I mean, sure, you can get all the recipes you want on and other, less trustworthy sites (I don't care how Mary from Montana makes chicken,, and, sure, you can even print them out for that real world effect, but there's nothing like a couple of pages of Gourmet stuck together with tomato sauce to let you know that, if you can manage to pry the pages apart, there's a good recipe waiting for you on one of those pages. And, of course, who can ignore the joys of editorial food photography spreads: pies on chairs in the middle of a field or a pork loin inexplicably balanced on a porch railing. Sure the pictures might be online, but somehow, it's just not the same.

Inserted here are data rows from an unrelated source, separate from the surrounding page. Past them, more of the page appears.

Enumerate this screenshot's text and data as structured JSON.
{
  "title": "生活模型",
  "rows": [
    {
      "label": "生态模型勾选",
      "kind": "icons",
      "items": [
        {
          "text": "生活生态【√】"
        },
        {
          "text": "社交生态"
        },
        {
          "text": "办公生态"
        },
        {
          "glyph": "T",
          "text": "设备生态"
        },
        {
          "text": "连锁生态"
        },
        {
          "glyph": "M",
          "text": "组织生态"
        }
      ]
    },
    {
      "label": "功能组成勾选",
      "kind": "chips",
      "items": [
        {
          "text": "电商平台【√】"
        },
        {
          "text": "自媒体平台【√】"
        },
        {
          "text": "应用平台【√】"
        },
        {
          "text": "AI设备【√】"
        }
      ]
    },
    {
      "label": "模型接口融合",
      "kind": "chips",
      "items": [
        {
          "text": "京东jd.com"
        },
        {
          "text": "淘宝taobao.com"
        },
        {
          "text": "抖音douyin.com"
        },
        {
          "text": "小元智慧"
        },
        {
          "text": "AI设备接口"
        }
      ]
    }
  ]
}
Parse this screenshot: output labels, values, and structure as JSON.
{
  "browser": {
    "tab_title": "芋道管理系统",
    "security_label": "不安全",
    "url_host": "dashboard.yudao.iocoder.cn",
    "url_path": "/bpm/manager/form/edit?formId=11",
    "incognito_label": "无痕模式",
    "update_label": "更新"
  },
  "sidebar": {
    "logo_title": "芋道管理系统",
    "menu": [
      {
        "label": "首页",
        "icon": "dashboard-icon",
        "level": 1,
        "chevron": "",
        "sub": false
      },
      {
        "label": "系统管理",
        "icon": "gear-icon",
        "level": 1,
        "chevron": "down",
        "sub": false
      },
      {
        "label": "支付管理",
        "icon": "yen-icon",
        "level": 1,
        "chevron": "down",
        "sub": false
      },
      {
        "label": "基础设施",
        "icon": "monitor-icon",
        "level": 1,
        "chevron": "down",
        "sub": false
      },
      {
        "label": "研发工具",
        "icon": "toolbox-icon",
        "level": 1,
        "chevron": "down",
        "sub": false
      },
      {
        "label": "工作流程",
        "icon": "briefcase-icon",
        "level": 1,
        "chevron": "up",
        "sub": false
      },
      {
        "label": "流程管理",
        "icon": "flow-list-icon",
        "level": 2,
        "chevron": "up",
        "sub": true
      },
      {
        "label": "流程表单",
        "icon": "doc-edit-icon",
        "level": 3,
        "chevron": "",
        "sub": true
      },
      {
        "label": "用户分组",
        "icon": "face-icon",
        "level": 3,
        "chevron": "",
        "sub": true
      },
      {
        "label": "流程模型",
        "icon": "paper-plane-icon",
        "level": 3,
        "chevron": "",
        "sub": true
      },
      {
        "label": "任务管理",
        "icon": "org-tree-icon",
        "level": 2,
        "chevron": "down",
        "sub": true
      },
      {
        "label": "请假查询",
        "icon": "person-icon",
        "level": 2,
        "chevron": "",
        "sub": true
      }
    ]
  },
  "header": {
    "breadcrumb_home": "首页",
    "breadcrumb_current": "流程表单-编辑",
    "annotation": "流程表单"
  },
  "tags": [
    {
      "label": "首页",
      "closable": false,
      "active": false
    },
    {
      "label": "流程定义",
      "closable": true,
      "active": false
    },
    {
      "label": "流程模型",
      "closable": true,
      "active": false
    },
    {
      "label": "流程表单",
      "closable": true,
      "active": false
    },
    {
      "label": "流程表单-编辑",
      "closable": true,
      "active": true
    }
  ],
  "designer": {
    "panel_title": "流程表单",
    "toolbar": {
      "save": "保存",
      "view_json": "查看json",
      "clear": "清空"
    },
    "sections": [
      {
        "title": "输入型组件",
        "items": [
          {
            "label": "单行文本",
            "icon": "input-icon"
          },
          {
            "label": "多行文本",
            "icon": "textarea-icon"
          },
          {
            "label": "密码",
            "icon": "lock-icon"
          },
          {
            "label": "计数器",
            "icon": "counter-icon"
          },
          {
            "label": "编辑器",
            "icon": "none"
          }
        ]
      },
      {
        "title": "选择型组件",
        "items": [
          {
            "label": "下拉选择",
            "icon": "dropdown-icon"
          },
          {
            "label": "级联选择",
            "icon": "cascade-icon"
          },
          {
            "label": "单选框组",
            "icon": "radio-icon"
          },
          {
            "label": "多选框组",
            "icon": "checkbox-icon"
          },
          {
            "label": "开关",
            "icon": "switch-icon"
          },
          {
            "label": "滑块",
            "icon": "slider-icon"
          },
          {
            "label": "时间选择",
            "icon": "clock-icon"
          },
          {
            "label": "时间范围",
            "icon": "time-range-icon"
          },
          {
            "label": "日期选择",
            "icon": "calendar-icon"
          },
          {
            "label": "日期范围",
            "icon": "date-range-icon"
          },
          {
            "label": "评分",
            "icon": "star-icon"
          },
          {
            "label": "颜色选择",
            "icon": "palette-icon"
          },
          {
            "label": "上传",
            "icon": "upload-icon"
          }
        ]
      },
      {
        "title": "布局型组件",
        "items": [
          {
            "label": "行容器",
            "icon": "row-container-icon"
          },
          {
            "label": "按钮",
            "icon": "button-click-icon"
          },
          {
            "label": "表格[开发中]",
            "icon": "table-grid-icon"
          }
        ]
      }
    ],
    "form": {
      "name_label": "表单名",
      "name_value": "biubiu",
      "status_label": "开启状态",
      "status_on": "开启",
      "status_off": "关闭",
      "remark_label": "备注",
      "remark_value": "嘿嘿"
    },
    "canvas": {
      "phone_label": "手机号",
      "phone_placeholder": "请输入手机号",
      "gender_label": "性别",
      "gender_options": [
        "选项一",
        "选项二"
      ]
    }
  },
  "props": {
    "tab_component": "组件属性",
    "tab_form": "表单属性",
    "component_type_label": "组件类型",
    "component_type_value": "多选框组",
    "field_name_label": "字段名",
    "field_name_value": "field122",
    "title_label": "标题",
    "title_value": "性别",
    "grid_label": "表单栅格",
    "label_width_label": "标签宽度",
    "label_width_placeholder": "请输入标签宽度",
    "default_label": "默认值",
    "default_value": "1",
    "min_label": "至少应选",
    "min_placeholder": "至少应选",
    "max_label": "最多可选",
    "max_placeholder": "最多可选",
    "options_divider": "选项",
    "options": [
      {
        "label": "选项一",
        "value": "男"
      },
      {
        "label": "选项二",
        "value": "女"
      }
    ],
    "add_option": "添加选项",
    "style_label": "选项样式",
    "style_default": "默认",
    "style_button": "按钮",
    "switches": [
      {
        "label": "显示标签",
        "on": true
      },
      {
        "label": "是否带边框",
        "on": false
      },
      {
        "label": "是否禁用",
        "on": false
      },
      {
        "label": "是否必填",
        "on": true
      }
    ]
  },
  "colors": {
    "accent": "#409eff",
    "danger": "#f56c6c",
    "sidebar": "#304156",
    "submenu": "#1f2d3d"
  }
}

When I'm home, I love going through my mother's collection of these magazines from the eighties--if only for the abundance of ads for cigarettes (shocking!) and booze, and all the big hair. But I also like to see what she dogeared: Did she really intend to make that ridiculous cheese ball? Or was she just marking it to show to dad later for a laugh? More philosophically, they provide a more immediate and detailed account of what foods we ate and how--the minutiae of which is something that cookbooks cannot capture in the same way.

So please, oh captains of industry, though I know print media is allegedly going the way of the telegraph, dodo bird and marrying someone from your town, please keep cooking magazines alive--if only for future generations' amusement in our current cultural obsession with all things edible--and so they can laugh and ask themselves if we ever really made a tongue steak for valentines day.